→ **HOW TO COMPLETE THIS TASK**
Only the text of the records belongs in the answer, copied exactly and without pictures.

→ **RECORDS PROVIDED**
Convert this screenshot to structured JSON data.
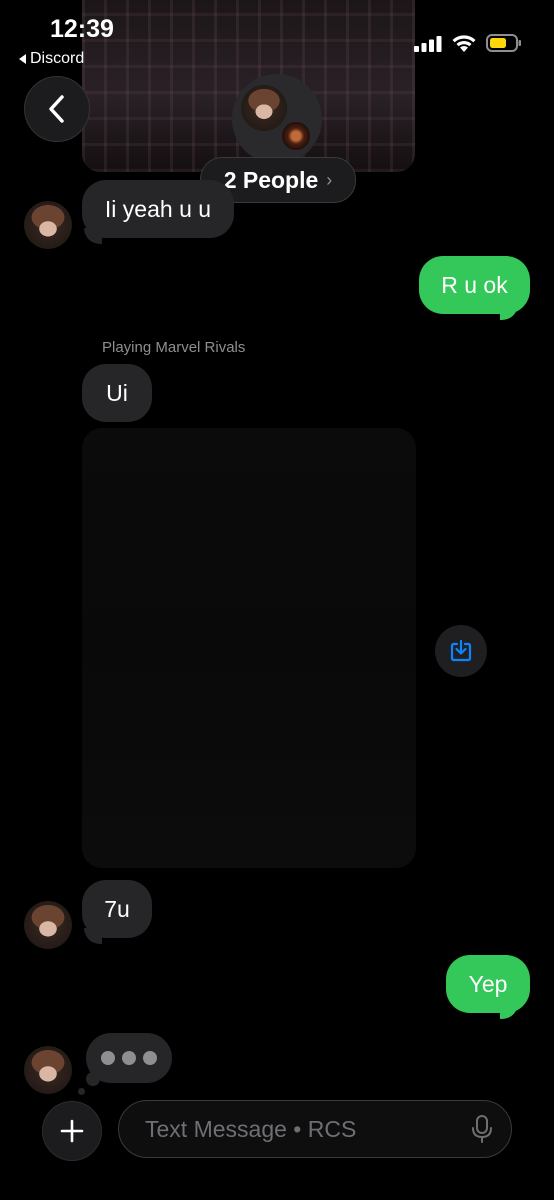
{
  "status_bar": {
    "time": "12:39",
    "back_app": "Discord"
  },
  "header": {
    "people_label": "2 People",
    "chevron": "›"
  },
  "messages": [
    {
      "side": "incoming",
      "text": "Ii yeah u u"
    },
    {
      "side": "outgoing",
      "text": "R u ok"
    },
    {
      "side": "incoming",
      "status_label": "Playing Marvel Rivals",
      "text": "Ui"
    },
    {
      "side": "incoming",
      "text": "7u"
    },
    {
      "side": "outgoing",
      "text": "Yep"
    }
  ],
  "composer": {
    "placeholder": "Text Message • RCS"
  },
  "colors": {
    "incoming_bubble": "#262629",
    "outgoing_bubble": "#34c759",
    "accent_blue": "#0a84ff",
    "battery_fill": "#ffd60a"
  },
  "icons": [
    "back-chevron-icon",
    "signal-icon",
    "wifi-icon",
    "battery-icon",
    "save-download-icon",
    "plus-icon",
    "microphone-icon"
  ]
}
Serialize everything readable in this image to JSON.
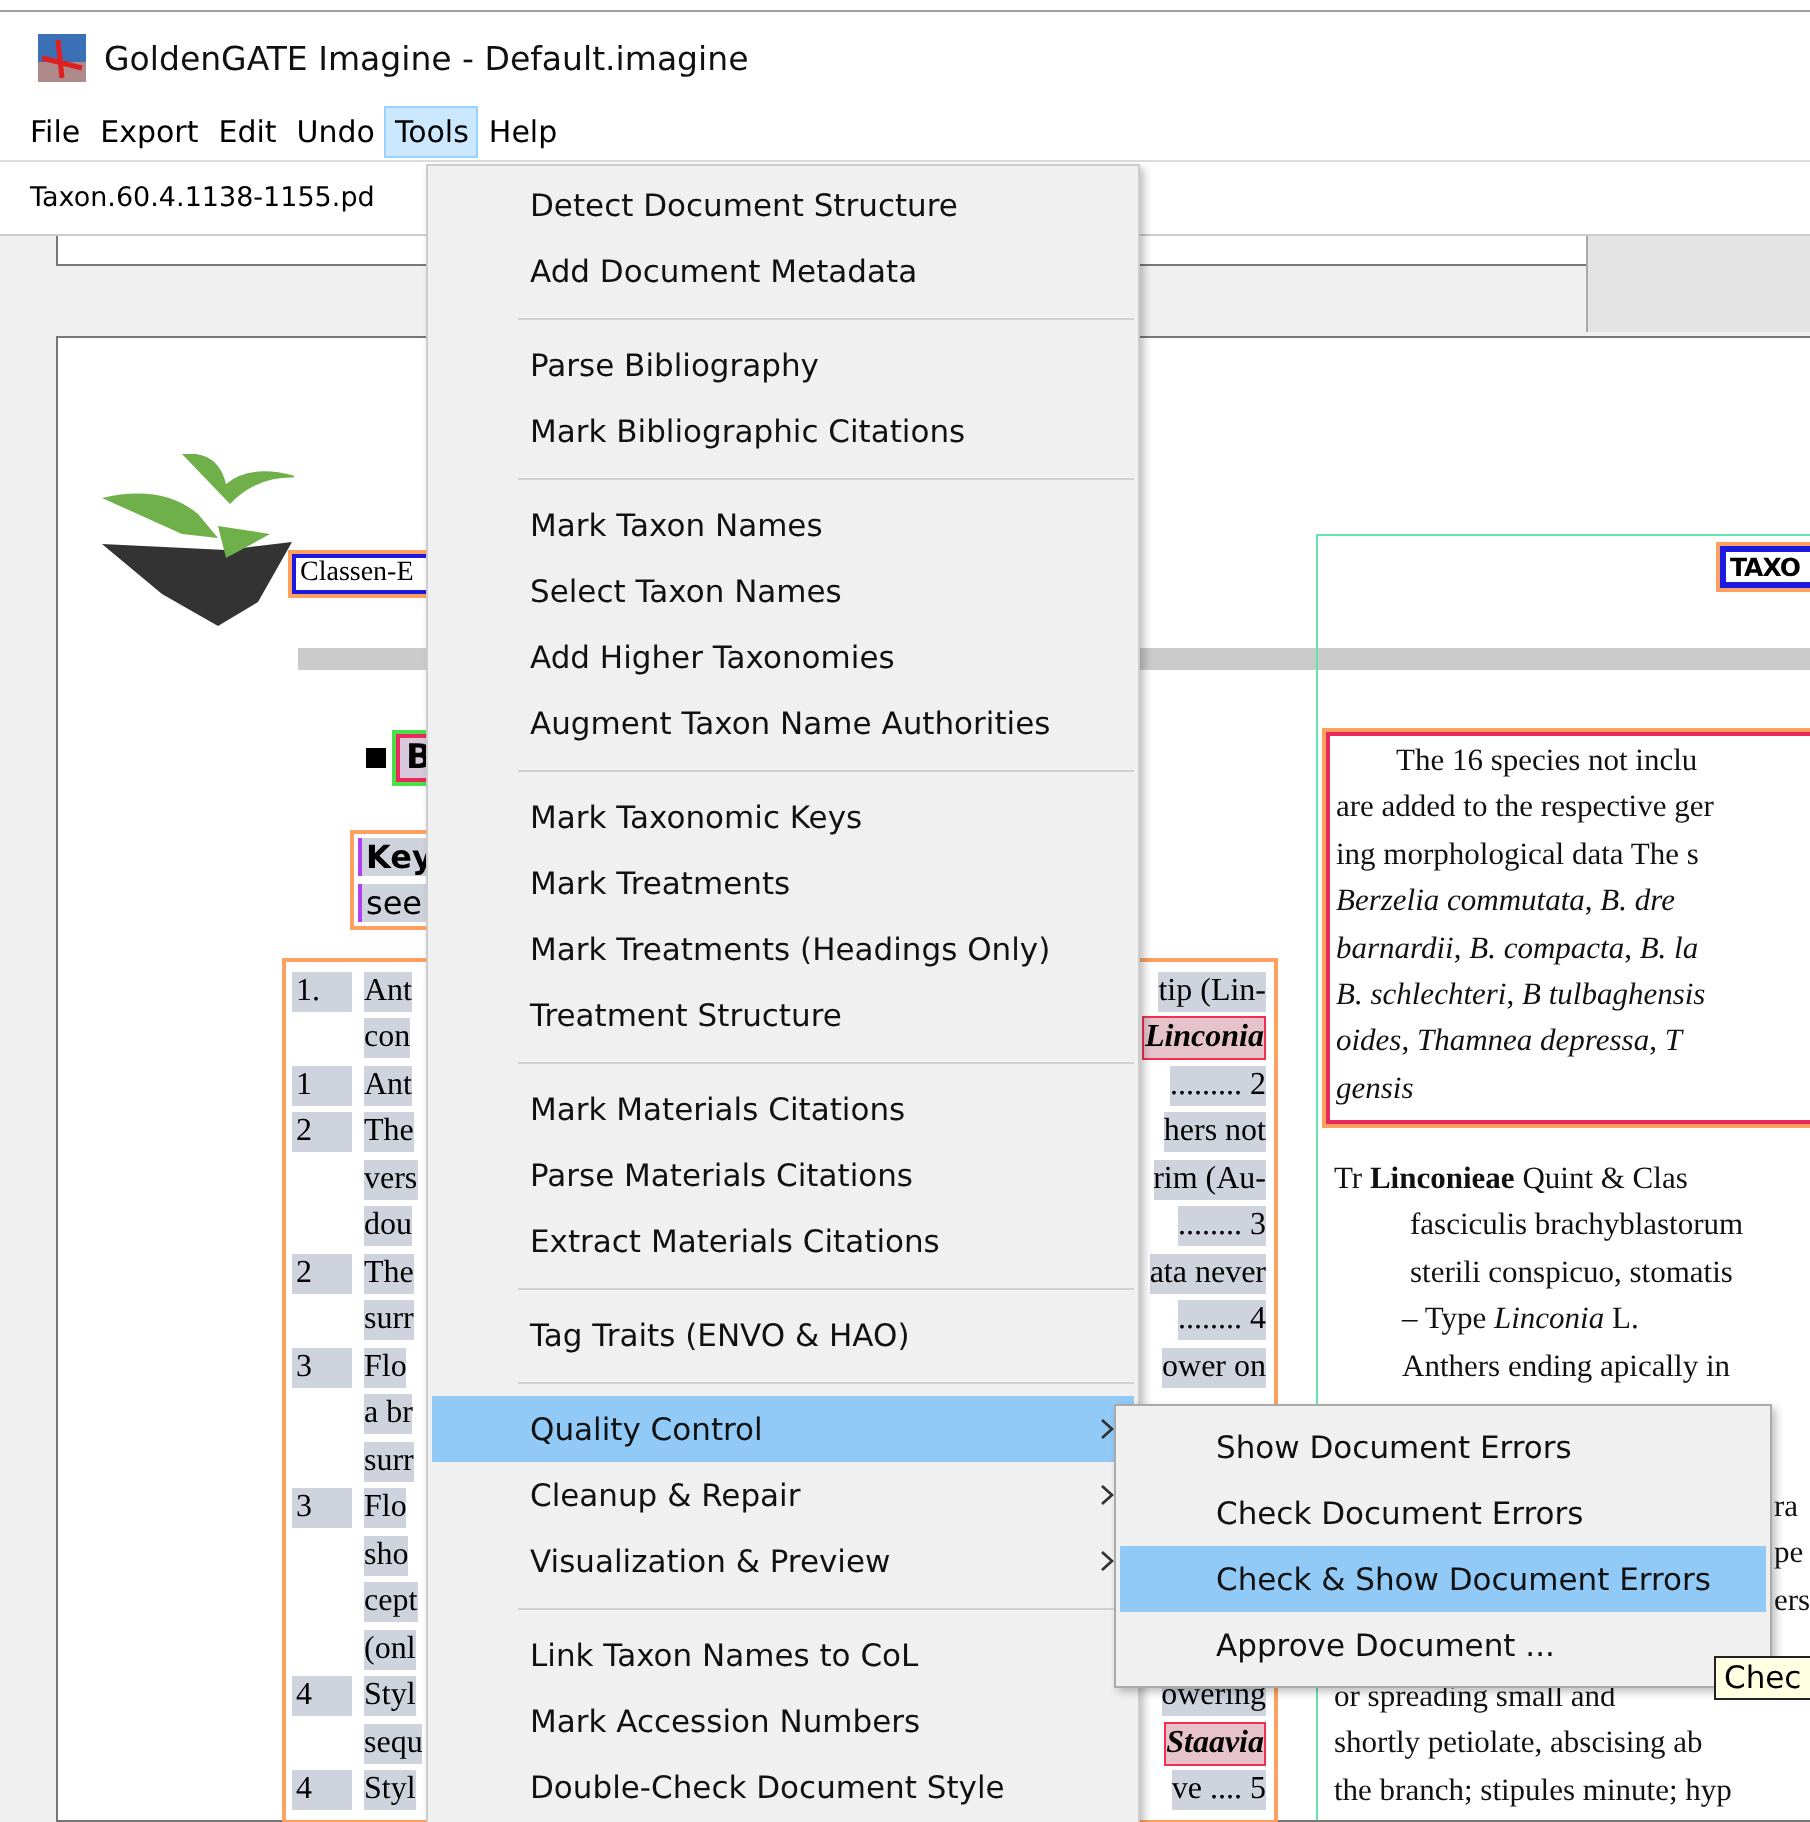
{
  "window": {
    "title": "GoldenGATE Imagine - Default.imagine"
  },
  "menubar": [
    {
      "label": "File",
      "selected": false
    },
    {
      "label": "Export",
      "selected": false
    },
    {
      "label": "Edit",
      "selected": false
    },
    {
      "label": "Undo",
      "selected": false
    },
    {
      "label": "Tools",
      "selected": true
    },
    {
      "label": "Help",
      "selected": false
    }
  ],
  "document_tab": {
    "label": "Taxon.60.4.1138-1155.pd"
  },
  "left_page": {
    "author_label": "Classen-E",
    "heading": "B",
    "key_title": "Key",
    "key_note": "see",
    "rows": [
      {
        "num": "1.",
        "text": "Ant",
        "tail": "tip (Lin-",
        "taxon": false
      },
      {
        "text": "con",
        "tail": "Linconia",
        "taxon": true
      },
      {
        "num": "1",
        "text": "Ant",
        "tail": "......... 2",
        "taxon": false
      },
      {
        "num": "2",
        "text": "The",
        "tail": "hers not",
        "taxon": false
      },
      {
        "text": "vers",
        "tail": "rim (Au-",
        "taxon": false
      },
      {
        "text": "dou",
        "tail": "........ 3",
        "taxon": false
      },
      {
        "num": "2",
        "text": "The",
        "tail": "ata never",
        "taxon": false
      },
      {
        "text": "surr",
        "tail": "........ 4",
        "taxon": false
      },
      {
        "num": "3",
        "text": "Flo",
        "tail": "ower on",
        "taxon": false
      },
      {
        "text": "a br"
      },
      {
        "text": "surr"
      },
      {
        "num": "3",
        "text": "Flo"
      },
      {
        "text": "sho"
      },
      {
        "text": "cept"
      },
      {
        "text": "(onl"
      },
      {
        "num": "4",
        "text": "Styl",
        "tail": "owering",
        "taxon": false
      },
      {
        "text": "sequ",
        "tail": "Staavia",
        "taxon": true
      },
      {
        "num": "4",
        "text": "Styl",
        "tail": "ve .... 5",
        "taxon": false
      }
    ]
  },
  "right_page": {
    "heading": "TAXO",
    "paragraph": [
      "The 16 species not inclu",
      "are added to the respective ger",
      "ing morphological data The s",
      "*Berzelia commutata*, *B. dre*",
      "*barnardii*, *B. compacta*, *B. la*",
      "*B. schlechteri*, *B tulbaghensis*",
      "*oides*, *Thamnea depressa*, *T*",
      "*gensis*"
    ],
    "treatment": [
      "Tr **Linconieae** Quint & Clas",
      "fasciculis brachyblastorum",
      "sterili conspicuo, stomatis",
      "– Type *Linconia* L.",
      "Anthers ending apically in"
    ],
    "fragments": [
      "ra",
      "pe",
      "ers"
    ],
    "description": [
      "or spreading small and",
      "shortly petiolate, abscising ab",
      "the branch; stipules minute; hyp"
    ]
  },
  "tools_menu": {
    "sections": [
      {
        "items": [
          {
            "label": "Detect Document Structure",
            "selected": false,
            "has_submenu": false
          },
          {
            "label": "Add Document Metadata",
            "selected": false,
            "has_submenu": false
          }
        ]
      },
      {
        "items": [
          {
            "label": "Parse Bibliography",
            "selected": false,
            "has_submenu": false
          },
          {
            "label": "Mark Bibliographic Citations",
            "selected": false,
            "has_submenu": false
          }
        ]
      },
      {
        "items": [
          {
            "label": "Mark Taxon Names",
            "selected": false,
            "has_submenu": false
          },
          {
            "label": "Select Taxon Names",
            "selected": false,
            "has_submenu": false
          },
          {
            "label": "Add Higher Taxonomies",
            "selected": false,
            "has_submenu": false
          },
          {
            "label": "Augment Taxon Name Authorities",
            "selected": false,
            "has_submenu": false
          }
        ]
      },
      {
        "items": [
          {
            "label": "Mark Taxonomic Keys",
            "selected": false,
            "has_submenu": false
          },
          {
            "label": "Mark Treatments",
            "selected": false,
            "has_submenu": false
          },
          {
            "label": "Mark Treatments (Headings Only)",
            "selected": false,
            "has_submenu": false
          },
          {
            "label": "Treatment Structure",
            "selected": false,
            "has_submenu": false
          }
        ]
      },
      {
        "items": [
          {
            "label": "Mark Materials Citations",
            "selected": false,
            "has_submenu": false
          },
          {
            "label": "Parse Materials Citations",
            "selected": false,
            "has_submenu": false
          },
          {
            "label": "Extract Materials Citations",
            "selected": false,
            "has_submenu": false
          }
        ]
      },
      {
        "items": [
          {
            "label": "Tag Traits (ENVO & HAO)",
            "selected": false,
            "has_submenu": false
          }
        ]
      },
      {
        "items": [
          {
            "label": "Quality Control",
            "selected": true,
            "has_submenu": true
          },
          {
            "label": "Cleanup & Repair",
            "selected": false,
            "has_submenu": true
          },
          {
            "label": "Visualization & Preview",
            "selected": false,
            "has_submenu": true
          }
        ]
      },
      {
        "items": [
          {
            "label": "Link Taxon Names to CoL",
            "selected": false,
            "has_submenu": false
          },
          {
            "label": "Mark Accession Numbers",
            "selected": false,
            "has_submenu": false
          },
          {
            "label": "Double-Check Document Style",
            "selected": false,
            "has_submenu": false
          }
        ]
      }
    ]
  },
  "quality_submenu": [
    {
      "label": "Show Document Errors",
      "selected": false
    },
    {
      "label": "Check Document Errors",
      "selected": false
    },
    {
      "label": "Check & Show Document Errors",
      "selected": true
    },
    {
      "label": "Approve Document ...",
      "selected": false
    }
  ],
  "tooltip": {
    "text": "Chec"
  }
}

→ **EXERCISE RESPONSE**
Convert this screenshot to structured JSON data.
{
  "status_bar": {
    "time": "12:39",
    "back_app": "Discord"
  },
  "header": {
    "people_label": "2 People",
    "chevron": "›"
  },
  "messages": [
    {
      "side": "incoming",
      "text": "Ii yeah u u"
    },
    {
      "side": "outgoing",
      "text": "R u ok"
    },
    {
      "side": "incoming",
      "status_label": "Playing Marvel Rivals",
      "text": "Ui"
    },
    {
      "side": "incoming",
      "text": "7u"
    },
    {
      "side": "outgoing",
      "text": "Yep"
    }
  ],
  "composer": {
    "placeholder": "Text Message • RCS"
  },
  "colors": {
    "incoming_bubble": "#262629",
    "outgoing_bubble": "#34c759",
    "accent_blue": "#0a84ff",
    "battery_fill": "#ffd60a"
  },
  "icons": [
    "back-chevron-icon",
    "signal-icon",
    "wifi-icon",
    "battery-icon",
    "save-download-icon",
    "plus-icon",
    "microphone-icon"
  ]
}
Serialize everything readable in this image to JSON.
{
  "window": {
    "title": "GoldenGATE Imagine - Default.imagine"
  },
  "menubar": [
    {
      "label": "File",
      "selected": false
    },
    {
      "label": "Export",
      "selected": false
    },
    {
      "label": "Edit",
      "selected": false
    },
    {
      "label": "Undo",
      "selected": false
    },
    {
      "label": "Tools",
      "selected": true
    },
    {
      "label": "Help",
      "selected": false
    }
  ],
  "document_tab": {
    "label": "Taxon.60.4.1138-1155.pd"
  },
  "left_page": {
    "author_label": "Classen-E",
    "heading": "B",
    "key_title": "Key",
    "key_note": "see",
    "rows": [
      {
        "num": "1.",
        "text": "Ant",
        "tail": "tip (Lin-",
        "taxon": false
      },
      {
        "text": "con",
        "tail": "Linconia",
        "taxon": true
      },
      {
        "num": "1",
        "text": "Ant",
        "tail": "......... 2",
        "taxon": false
      },
      {
        "num": "2",
        "text": "The",
        "tail": "hers not",
        "taxon": false
      },
      {
        "text": "vers",
        "tail": "rim (Au-",
        "taxon": false
      },
      {
        "text": "dou",
        "tail": "........ 3",
        "taxon": false
      },
      {
        "num": "2",
        "text": "The",
        "tail": "ata never",
        "taxon": false
      },
      {
        "text": "surr",
        "tail": "........ 4",
        "taxon": false
      },
      {
        "num": "3",
        "text": "Flo",
        "tail": "ower on",
        "taxon": false
      },
      {
        "text": "a br"
      },
      {
        "text": "surr"
      },
      {
        "num": "3",
        "text": "Flo"
      },
      {
        "text": "sho"
      },
      {
        "text": "cept"
      },
      {
        "text": "(onl"
      },
      {
        "num": "4",
        "text": "Styl",
        "tail": "owering",
        "taxon": false
      },
      {
        "text": "sequ",
        "tail": "Staavia",
        "taxon": true
      },
      {
        "num": "4",
        "text": "Styl",
        "tail": "ve .... 5",
        "taxon": false
      }
    ]
  },
  "right_page": {
    "heading": "TAXO",
    "paragraph": [
      "The 16 species not inclu",
      "are added to the respective ger",
      "ing morphological data The s",
      "*Berzelia commutata*, *B. dre*",
      "*barnardii*, *B. compacta*, *B. la*",
      "*B. schlechteri*, *B tulbaghensis*",
      "*oides*, *Thamnea depressa*, *T*",
      "*gensis*"
    ],
    "treatment": [
      "Tr **Linconieae** Quint & Clas",
      "fasciculis brachyblastorum",
      "sterili conspicuo, stomatis",
      "– Type *Linconia* L.",
      "Anthers ending apically in"
    ],
    "fragments": [
      "ra",
      "pe",
      "ers"
    ],
    "description": [
      "or spreading small and",
      "shortly petiolate, abscising ab",
      "the branch; stipules minute; hyp"
    ]
  },
  "tools_menu": {
    "sections": [
      {
        "items": [
          {
            "label": "Detect Document Structure",
            "selected": false,
            "has_submenu": false
          },
          {
            "label": "Add Document Metadata",
            "selected": false,
            "has_submenu": false
          }
        ]
      },
      {
        "items": [
          {
            "label": "Parse Bibliography",
            "selected": false,
            "has_submenu": false
          },
          {
            "label": "Mark Bibliographic Citations",
            "selected": false,
            "has_submenu": false
          }
        ]
      },
      {
        "items": [
          {
            "label": "Mark Taxon Names",
            "selected": false,
            "has_submenu": false
          },
          {
            "label": "Select Taxon Names",
            "selected": false,
            "has_submenu": false
          },
          {
            "label": "Add Higher Taxonomies",
            "selected": false,
            "has_submenu": false
          },
          {
            "label": "Augment Taxon Name Authorities",
            "selected": false,
            "has_submenu": false
          }
        ]
      },
      {
        "items": [
          {
            "label": "Mark Taxonomic Keys",
            "selected": false,
            "has_submenu": false
          },
          {
            "label": "Mark Treatments",
            "selected": false,
            "has_submenu": false
          },
          {
            "label": "Mark Treatments (Headings Only)",
            "selected": false,
            "has_submenu": false
          },
          {
            "label": "Treatment Structure",
            "selected": false,
            "has_submenu": false
          }
        ]
      },
      {
        "items": [
          {
            "label": "Mark Materials Citations",
            "selected": false,
            "has_submenu": false
          },
          {
            "label": "Parse Materials Citations",
            "selected": false,
            "has_submenu": false
          },
          {
            "label": "Extract Materials Citations",
            "selected": false,
            "has_submenu": false
          }
        ]
      },
      {
        "items": [
          {
            "label": "Tag Traits (ENVO & HAO)",
            "selected": false,
            "has_submenu": false
          }
        ]
      },
      {
        "items": [
          {
            "label": "Quality Control",
            "selected": true,
            "has_submenu": true
          },
          {
            "label": "Cleanup & Repair",
            "selected": false,
            "has_submenu": true
          },
          {
            "label": "Visualization & Preview",
            "selected": false,
            "has_submenu": true
          }
        ]
      },
      {
        "items": [
          {
            "label": "Link Taxon Names to CoL",
            "selected": false,
            "has_submenu": false
          },
          {
            "label": "Mark Accession Numbers",
            "selected": false,
            "has_submenu": false
          },
          {
            "label": "Double-Check Document Style",
            "selected": false,
            "has_submenu": false
          }
        ]
      }
    ]
  },
  "quality_submenu": [
    {
      "label": "Show Document Errors",
      "selected": false
    },
    {
      "label": "Check Document Errors",
      "selected": false
    },
    {
      "label": "Check & Show Document Errors",
      "selected": true
    },
    {
      "label": "Approve Document ...",
      "selected": false
    }
  ],
  "tooltip": {
    "text": "Chec"
  }
}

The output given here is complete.